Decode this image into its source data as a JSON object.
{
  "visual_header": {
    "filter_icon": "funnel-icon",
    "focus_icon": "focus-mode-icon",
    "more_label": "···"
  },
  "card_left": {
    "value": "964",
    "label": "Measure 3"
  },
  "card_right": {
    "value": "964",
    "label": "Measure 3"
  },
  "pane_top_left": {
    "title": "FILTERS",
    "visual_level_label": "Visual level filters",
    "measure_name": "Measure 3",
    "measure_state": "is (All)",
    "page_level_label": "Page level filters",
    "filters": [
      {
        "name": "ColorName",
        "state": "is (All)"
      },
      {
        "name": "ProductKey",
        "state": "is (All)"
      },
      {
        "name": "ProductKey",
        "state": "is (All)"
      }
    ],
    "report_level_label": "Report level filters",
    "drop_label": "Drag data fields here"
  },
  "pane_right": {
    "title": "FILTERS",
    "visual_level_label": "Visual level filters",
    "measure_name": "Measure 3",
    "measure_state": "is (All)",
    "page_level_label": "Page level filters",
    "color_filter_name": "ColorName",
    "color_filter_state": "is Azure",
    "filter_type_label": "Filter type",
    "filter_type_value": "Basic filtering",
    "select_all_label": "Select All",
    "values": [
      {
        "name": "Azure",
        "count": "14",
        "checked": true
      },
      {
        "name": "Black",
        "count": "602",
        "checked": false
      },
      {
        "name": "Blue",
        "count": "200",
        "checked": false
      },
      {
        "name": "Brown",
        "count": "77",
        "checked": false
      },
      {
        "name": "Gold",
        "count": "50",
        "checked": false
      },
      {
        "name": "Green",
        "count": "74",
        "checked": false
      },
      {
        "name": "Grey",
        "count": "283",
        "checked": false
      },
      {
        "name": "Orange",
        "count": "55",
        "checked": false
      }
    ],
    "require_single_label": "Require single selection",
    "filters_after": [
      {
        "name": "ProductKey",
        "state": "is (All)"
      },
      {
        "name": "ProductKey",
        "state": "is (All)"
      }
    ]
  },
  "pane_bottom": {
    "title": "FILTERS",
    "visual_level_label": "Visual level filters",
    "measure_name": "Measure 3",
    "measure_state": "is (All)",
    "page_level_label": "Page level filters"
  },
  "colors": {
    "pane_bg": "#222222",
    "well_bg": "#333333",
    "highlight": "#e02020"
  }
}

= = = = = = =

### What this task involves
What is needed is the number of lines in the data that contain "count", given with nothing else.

### Exercise answer
8